▼
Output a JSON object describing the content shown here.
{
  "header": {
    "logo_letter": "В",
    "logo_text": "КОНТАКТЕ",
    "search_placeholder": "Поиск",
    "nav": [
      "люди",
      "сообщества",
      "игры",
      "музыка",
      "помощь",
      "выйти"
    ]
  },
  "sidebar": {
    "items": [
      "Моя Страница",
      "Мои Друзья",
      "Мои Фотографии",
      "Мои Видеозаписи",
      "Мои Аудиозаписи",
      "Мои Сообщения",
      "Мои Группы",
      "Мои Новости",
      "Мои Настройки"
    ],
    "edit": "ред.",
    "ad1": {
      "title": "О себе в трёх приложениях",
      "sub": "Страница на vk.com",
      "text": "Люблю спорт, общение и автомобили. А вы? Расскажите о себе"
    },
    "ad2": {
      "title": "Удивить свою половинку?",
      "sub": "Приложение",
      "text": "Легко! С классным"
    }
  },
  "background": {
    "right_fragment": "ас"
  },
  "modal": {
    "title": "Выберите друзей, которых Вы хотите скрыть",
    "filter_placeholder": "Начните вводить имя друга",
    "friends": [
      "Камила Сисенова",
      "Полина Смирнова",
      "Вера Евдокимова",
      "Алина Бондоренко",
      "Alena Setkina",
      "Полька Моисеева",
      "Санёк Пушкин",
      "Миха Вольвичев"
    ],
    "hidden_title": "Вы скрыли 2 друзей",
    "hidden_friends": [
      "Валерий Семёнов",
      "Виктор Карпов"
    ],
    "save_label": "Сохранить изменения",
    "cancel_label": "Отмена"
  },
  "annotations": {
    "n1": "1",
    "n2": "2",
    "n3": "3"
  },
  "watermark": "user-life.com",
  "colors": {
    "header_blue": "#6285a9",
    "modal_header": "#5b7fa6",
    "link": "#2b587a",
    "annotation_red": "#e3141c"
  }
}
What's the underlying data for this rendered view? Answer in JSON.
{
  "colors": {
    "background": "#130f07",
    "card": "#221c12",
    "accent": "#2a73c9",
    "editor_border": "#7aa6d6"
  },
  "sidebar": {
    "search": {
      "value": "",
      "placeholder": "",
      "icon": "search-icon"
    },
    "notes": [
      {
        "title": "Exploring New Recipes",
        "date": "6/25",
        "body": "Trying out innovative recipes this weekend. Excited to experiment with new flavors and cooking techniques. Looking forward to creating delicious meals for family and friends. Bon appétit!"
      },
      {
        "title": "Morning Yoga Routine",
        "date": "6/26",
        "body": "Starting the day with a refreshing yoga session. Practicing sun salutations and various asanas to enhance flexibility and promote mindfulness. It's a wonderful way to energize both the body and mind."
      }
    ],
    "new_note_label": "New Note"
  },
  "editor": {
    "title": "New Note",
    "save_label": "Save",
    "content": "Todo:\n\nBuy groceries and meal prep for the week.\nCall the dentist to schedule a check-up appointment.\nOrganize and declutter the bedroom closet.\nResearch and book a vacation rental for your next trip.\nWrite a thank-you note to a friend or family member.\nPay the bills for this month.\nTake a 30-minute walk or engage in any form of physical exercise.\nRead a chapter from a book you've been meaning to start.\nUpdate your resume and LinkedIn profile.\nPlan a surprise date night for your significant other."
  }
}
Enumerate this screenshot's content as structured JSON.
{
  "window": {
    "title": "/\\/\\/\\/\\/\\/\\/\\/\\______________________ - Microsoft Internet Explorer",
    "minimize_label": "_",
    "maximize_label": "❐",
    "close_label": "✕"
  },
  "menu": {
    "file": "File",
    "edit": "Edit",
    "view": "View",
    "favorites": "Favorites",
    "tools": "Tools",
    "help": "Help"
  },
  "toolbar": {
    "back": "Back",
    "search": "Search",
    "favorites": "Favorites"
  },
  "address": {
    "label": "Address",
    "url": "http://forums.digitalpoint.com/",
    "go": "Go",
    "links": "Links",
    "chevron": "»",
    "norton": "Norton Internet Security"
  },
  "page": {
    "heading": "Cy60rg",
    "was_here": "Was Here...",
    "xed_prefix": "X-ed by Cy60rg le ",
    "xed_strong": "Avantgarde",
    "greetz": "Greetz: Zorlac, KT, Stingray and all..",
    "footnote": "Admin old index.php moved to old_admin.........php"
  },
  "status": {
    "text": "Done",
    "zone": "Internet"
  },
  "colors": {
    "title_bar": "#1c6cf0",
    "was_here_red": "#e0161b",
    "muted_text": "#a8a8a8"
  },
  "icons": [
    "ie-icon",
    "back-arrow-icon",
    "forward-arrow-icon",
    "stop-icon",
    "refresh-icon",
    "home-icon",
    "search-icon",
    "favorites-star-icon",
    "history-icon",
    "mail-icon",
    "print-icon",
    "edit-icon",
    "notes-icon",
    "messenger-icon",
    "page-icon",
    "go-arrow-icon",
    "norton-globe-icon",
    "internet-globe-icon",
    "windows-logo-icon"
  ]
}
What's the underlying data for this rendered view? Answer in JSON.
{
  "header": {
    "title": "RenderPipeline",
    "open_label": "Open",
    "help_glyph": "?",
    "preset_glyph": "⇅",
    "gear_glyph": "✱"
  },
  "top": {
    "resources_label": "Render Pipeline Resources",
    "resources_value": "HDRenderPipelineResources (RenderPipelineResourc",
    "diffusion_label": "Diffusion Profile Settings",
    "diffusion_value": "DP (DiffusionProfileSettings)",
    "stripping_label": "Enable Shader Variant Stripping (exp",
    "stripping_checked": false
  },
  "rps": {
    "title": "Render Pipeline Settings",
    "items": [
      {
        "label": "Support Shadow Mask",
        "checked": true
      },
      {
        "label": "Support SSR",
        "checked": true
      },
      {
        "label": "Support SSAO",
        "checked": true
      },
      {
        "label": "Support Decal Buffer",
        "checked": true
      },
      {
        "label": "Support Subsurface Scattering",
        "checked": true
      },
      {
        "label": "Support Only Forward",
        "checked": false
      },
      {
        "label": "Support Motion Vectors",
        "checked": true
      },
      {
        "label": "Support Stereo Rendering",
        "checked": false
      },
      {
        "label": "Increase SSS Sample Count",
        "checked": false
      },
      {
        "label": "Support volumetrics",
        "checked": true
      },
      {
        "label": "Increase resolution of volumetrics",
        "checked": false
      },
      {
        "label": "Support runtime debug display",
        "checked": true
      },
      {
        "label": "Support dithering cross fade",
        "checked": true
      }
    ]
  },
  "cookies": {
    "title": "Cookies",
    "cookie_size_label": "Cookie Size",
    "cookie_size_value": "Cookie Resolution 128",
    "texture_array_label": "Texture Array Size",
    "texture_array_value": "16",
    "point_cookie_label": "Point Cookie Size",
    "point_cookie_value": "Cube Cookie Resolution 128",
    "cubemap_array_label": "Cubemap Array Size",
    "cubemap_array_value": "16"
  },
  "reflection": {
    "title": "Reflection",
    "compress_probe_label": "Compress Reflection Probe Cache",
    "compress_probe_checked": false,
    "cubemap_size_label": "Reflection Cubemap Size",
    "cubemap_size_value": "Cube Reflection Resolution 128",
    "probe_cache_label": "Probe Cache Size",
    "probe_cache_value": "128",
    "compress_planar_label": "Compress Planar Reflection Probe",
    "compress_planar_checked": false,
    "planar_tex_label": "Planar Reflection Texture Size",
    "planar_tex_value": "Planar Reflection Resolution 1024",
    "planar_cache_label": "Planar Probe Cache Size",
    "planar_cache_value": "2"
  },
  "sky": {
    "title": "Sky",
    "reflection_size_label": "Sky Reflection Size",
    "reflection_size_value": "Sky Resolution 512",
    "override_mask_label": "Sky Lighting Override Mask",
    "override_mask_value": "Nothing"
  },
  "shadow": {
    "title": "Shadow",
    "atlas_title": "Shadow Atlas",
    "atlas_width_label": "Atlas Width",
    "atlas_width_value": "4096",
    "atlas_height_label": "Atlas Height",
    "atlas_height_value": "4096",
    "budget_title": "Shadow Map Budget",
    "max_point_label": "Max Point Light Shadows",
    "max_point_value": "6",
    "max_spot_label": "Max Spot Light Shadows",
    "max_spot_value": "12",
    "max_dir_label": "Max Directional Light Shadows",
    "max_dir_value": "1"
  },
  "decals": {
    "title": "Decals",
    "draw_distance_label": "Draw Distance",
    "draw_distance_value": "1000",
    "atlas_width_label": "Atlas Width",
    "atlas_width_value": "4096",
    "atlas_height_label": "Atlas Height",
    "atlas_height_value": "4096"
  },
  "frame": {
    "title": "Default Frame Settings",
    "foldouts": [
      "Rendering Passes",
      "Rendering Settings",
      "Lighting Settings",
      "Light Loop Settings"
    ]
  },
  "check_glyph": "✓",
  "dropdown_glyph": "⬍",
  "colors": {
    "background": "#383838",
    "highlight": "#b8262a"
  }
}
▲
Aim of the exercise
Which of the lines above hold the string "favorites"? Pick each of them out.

Written reply
    "favorites": "Favorites",
    "favorites": "Favorites"
    "favorites-star-icon",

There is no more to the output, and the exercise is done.